Entries from a dataset of interfaces
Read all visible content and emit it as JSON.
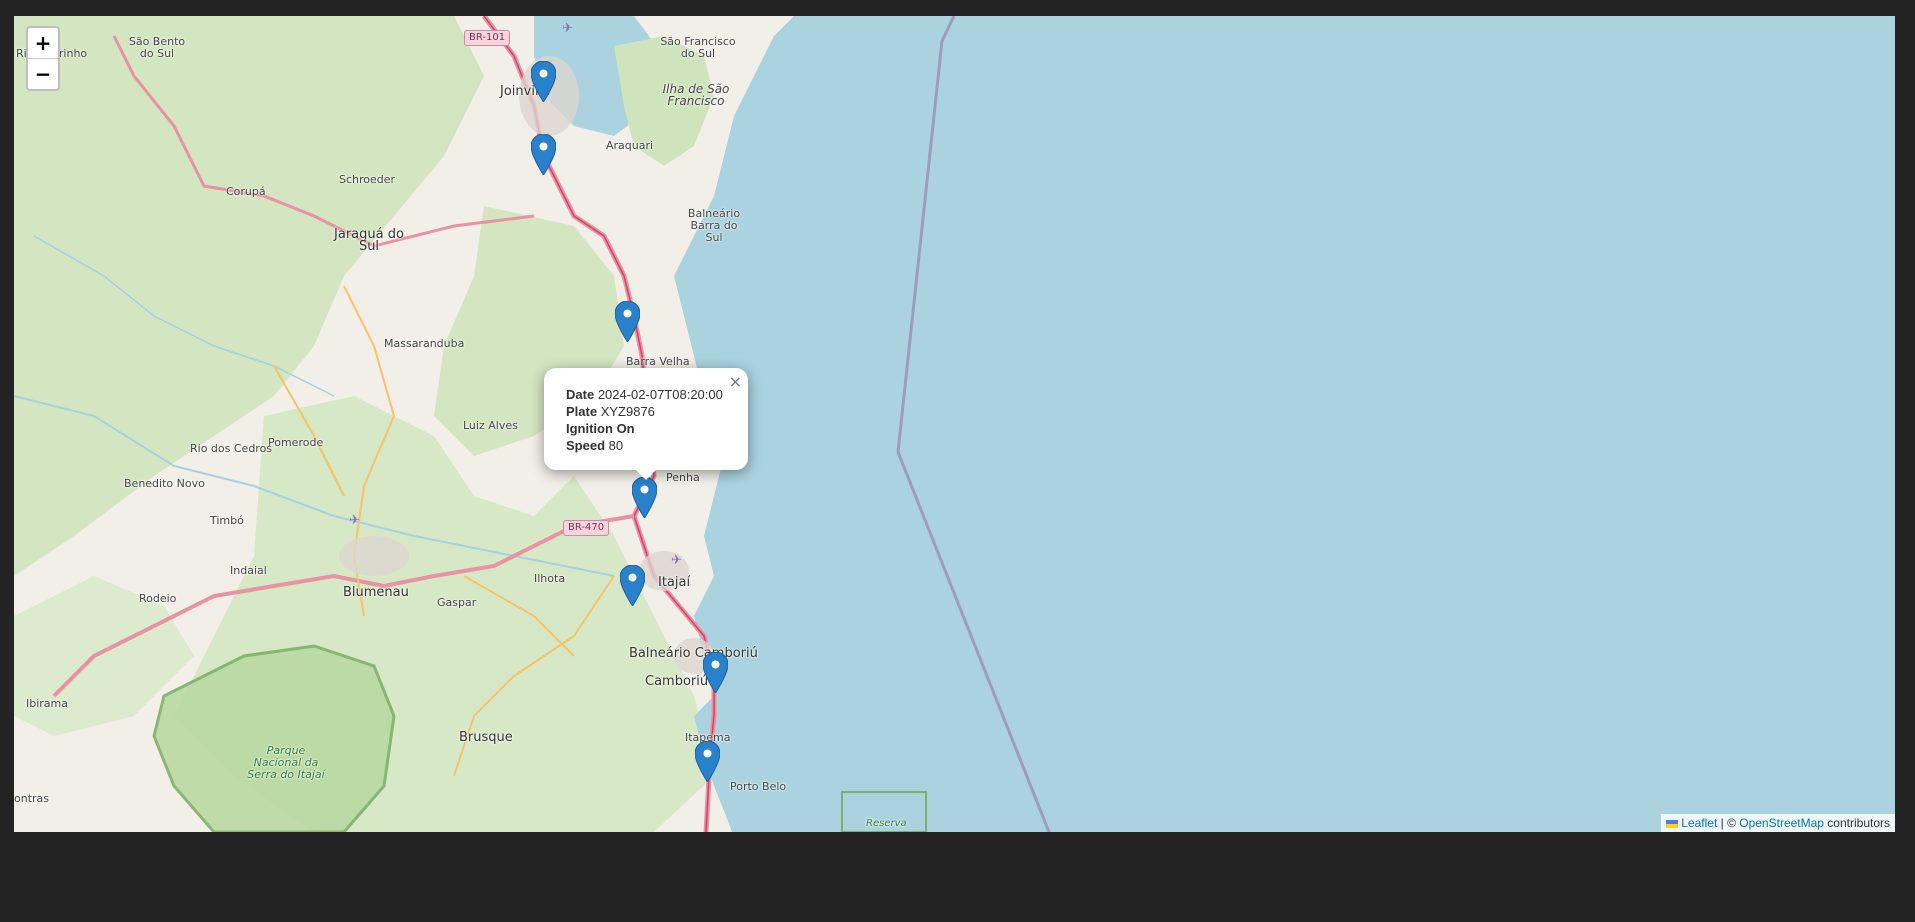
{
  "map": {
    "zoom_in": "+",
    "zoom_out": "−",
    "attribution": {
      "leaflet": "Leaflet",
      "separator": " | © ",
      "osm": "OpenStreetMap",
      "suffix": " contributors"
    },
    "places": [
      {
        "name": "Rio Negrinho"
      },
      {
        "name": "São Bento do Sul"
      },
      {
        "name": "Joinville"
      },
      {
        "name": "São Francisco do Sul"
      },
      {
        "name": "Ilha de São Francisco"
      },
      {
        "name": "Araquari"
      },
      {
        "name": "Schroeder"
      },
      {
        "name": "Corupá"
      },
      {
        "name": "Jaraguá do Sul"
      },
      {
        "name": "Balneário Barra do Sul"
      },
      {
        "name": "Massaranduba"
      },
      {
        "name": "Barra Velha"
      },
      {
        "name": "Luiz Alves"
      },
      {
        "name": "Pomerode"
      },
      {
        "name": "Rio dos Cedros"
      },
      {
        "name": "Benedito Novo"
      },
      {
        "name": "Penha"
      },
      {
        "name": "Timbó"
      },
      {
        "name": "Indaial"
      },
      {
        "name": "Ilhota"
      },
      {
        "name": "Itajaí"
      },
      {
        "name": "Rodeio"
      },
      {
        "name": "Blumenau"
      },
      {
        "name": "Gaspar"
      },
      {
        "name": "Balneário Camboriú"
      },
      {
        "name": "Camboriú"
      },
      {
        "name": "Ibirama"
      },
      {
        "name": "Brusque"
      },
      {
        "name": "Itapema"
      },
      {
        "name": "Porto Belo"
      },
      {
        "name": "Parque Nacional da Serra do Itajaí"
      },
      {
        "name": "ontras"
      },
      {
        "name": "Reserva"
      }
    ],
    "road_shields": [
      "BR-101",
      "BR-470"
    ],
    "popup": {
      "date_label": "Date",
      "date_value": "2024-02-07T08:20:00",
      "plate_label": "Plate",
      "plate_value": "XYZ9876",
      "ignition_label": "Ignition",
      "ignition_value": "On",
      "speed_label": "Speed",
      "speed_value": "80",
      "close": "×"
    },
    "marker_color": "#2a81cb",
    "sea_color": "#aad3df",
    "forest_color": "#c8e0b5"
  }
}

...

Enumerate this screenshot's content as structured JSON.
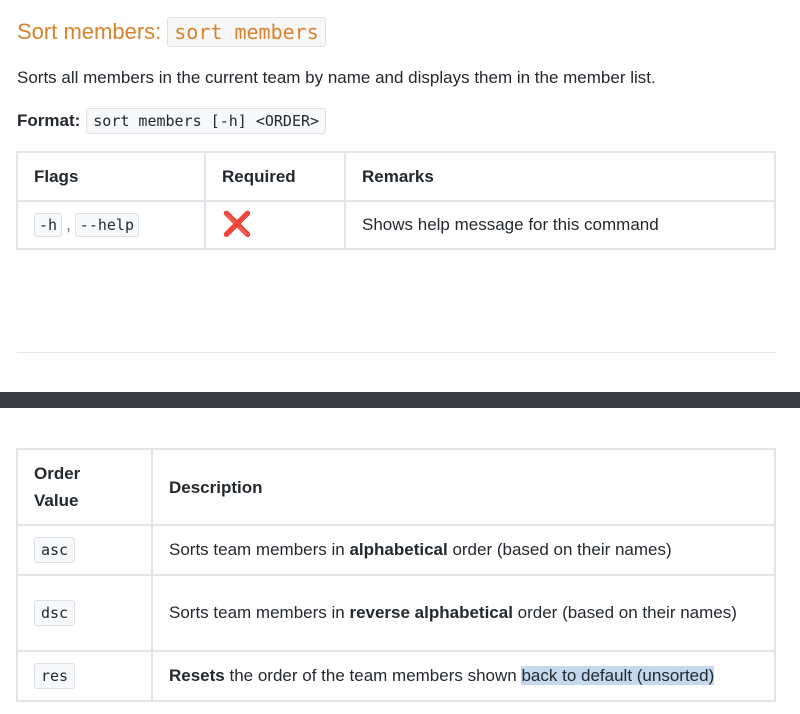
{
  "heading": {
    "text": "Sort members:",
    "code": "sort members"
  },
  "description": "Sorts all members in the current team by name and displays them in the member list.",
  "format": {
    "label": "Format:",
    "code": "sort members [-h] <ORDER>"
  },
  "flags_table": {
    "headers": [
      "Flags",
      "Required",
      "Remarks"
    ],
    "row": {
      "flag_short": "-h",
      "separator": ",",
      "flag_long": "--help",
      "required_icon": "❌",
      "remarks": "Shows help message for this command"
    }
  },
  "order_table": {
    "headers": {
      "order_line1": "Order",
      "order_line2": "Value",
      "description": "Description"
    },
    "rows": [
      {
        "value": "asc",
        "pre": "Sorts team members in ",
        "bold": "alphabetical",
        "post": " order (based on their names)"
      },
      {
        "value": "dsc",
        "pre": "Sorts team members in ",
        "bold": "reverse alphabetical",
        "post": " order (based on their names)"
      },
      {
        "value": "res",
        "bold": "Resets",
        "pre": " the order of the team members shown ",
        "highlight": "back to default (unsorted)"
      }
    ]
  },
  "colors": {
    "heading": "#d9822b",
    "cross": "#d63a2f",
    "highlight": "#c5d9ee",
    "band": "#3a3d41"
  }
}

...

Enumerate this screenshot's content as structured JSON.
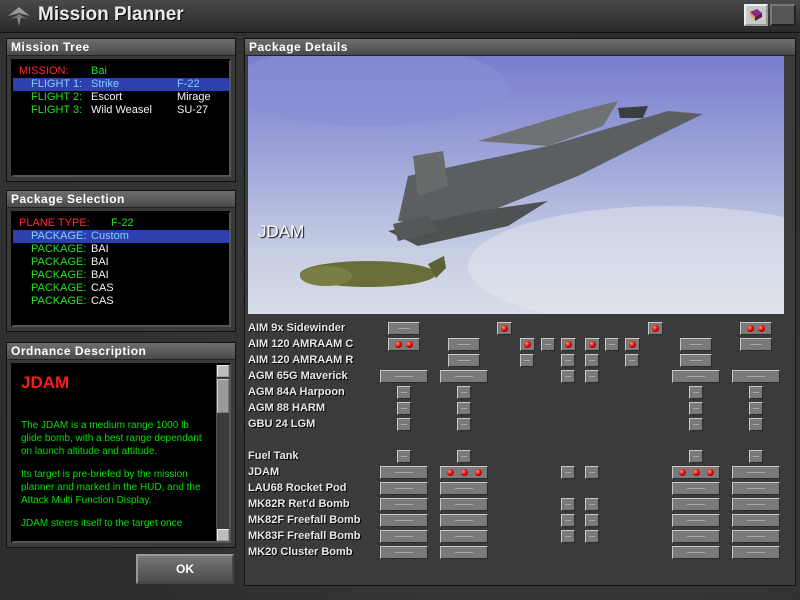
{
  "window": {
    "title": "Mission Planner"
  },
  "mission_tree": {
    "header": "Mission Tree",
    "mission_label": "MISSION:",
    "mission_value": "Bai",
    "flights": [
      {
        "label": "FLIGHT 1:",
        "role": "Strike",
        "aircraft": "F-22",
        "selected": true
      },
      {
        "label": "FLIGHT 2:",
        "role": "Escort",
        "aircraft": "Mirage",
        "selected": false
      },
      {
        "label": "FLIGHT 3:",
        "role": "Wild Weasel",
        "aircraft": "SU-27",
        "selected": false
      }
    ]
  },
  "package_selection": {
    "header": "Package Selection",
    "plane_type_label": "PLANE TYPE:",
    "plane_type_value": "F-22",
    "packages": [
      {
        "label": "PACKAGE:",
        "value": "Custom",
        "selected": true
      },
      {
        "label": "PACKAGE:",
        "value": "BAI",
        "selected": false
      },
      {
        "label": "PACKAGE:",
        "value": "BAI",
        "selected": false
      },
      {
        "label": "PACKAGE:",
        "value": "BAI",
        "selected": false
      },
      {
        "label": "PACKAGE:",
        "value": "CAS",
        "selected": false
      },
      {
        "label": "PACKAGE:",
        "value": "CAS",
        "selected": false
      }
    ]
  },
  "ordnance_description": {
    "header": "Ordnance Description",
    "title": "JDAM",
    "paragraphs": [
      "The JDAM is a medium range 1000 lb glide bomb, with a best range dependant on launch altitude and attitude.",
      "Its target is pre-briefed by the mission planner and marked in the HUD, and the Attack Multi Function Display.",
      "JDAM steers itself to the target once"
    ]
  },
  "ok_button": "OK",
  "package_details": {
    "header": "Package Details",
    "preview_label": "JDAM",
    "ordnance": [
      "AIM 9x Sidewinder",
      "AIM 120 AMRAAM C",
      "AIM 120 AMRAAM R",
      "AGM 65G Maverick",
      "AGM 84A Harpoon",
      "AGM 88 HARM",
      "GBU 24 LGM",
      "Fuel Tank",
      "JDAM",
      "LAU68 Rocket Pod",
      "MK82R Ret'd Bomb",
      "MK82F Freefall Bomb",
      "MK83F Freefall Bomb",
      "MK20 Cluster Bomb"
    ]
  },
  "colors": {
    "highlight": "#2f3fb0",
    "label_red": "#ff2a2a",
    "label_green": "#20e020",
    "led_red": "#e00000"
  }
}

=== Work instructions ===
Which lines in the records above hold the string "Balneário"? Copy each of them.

=== Answer to the exercise ===
        "name": "Balneário Barra do Sul"
        "name": "Balneário Camboriú"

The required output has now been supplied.